3. Globalisation

The marketisation of HE is inseparable from the problems of funding its expansion, dictated by a knowledge-based globalised economy. The US, Australia, New Zealand and Japan want HE included in the General Agreement on Trade in Services. British Ministers and Vice-Chancellors use indistinguishable terms to describe a future in which universities compete globally for prestige, research funding and international students: more than one European country is looking to introduce fees on the UK model, while elsewhere private HEIs have taken up the challenge faster than impoverished state institutions. For the individual student, choice of HEI is more than ever an investment decision.

4. Employability

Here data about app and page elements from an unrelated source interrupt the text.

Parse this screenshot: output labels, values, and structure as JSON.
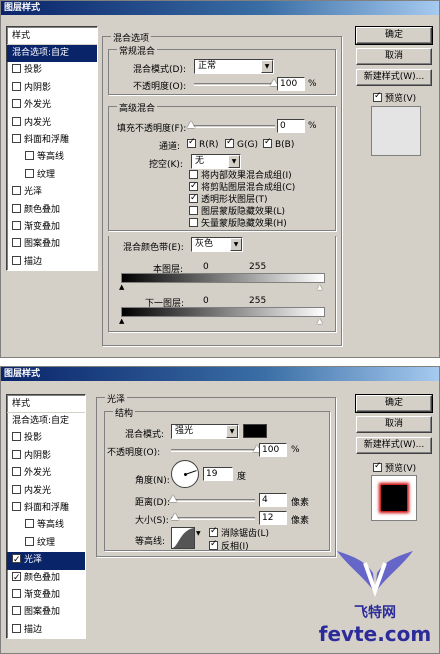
{
  "dialog1": {
    "title": "图层样式",
    "styles_header": "样式",
    "styles": [
      {
        "label": "混合选项:自定",
        "selected": true,
        "checkbox": false,
        "checked": false,
        "sub": false
      },
      {
        "label": "投影",
        "selected": false,
        "checkbox": true,
        "checked": false,
        "sub": false
      },
      {
        "label": "内阴影",
        "selected": false,
        "checkbox": true,
        "checked": false,
        "sub": false
      },
      {
        "label": "外发光",
        "selected": false,
        "checkbox": true,
        "checked": false,
        "sub": false
      },
      {
        "label": "内发光",
        "selected": false,
        "checkbox": true,
        "checked": false,
        "sub": false
      },
      {
        "label": "斜面和浮雕",
        "selected": false,
        "checkbox": true,
        "checked": false,
        "sub": false
      },
      {
        "label": "等高线",
        "selected": false,
        "checkbox": true,
        "checked": false,
        "sub": true
      },
      {
        "label": "纹理",
        "selected": false,
        "checkbox": true,
        "checked": false,
        "sub": true
      },
      {
        "label": "光泽",
        "selected": false,
        "checkbox": true,
        "checked": false,
        "sub": false
      },
      {
        "label": "颜色叠加",
        "selected": false,
        "checkbox": true,
        "checked": false,
        "sub": false
      },
      {
        "label": "渐变叠加",
        "selected": false,
        "checkbox": true,
        "checked": false,
        "sub": false
      },
      {
        "label": "图案叠加",
        "selected": false,
        "checkbox": true,
        "checked": false,
        "sub": false
      },
      {
        "label": "描边",
        "selected": false,
        "checkbox": true,
        "checked": false,
        "sub": false
      }
    ],
    "blend_options_title": "混合选项",
    "general_blend_title": "常规混合",
    "blend_mode_label": "混合模式(D):",
    "blend_mode_value": "正常",
    "opacity_label": "不透明度(O):",
    "opacity_value": "100",
    "percent": "%",
    "advanced_title": "高级混合",
    "fill_opacity_label": "填充不透明度(F):",
    "fill_opacity_value": "0",
    "channels_label": "通道:",
    "channel_r": "R(R)",
    "channel_g": "G(G)",
    "channel_b": "B(B)",
    "knockout_label": "挖空(K):",
    "knockout_value": "无",
    "options": [
      {
        "label": "将内部效果混合成组(I)",
        "checked": false
      },
      {
        "label": "将剪贴图层混合成组(C)",
        "checked": true
      },
      {
        "label": "透明形状图层(T)",
        "checked": true
      },
      {
        "label": "图层蒙版隐藏效果(L)",
        "checked": false
      },
      {
        "label": "矢量蒙版隐藏效果(H)",
        "checked": false
      }
    ],
    "blend_if_label": "混合颜色带(E):",
    "blend_if_value": "灰色",
    "this_layer_label": "本图层:",
    "under_layer_label": "下一图层:",
    "range_min": "0",
    "range_max": "255",
    "btn_ok": "确定",
    "btn_cancel": "取消",
    "btn_new_style": "新建样式(W)...",
    "preview_label": "预览(V)"
  },
  "dialog2": {
    "title": "图层样式",
    "styles_header": "样式",
    "styles": [
      {
        "label": "混合选项:自定",
        "selected": false,
        "checkbox": false,
        "checked": false,
        "sub": false
      },
      {
        "label": "投影",
        "selected": false,
        "checkbox": true,
        "checked": false,
        "sub": false
      },
      {
        "label": "内阴影",
        "selected": false,
        "checkbox": true,
        "checked": false,
        "sub": false
      },
      {
        "label": "外发光",
        "selected": false,
        "checkbox": true,
        "checked": false,
        "sub": false
      },
      {
        "label": "内发光",
        "selected": false,
        "checkbox": true,
        "checked": false,
        "sub": false
      },
      {
        "label": "斜面和浮雕",
        "selected": false,
        "checkbox": true,
        "checked": false,
        "sub": false
      },
      {
        "label": "等高线",
        "selected": false,
        "checkbox": true,
        "checked": false,
        "sub": true
      },
      {
        "label": "纹理",
        "selected": false,
        "checkbox": true,
        "checked": false,
        "sub": true
      },
      {
        "label": "光泽",
        "selected": true,
        "checkbox": true,
        "checked": true,
        "sub": false
      },
      {
        "label": "颜色叠加",
        "selected": false,
        "checkbox": true,
        "checked": true,
        "sub": false
      },
      {
        "label": "渐变叠加",
        "selected": false,
        "checkbox": true,
        "checked": false,
        "sub": false
      },
      {
        "label": "图案叠加",
        "selected": false,
        "checkbox": true,
        "checked": false,
        "sub": false
      },
      {
        "label": "描边",
        "selected": false,
        "checkbox": true,
        "checked": false,
        "sub": false
      }
    ],
    "satin_title": "光泽",
    "structure_title": "结构",
    "blend_mode_label": "混合模式:",
    "blend_mode_value": "强光",
    "swatch_color": "#000000",
    "opacity_label": "不透明度(O):",
    "opacity_value": "100",
    "percent": "%",
    "angle_label": "角度(N):",
    "angle_value": "19",
    "degree": "度",
    "distance_label": "距离(D):",
    "distance_value": "4",
    "size_label": "大小(S):",
    "size_value": "12",
    "px": "像素",
    "contour_label": "等高线:",
    "antialias_label": "消除锯齿(L)",
    "invert_label": "反相(I)",
    "btn_ok": "确定",
    "btn_cancel": "取消",
    "btn_new_style": "新建样式(W)...",
    "preview_label": "预览(V)",
    "preview_color": "#8b0000"
  },
  "watermark": {
    "logo_text": "飞特网",
    "url": "fevte.com"
  },
  "colors": {
    "dialog_bg": "#d4d0c8",
    "title_bar": "#0a246a",
    "selection": "#0a246a",
    "watermark": "#2b2b9a"
  },
  "icons": [
    "checkbox-icon",
    "dropdown-arrow-icon",
    "slider-thumb-icon",
    "angle-dial-icon",
    "contour-curve-icon",
    "wing-logo-icon"
  ]
}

It is important to regard higher education as a long-term personal investment that will bring many personal as well as financial rewards' asserts a 2004 UCAS booklet The Value of Higher Education , stressing employability as a factor in student choice. The adoption by Modern Languages of practical, work-related skills as a recruitment slogan has been well-publicised and ineffective. Detailed analysis of what jobs graduates get, and of whether a Modern Languages degree is actually an asset, shows the recruiting campaign to have been ill-founded: we would do better to recruit on the basis of the broader benefits of a languages degree, and on the huge range of good jobs to which language graduates have access.


Reichert, S. and Tauch, C. (2003) Trends 2003 - Progress towards the European Higher Education Area, available at European University Association (

Related links

European University Association (EUA)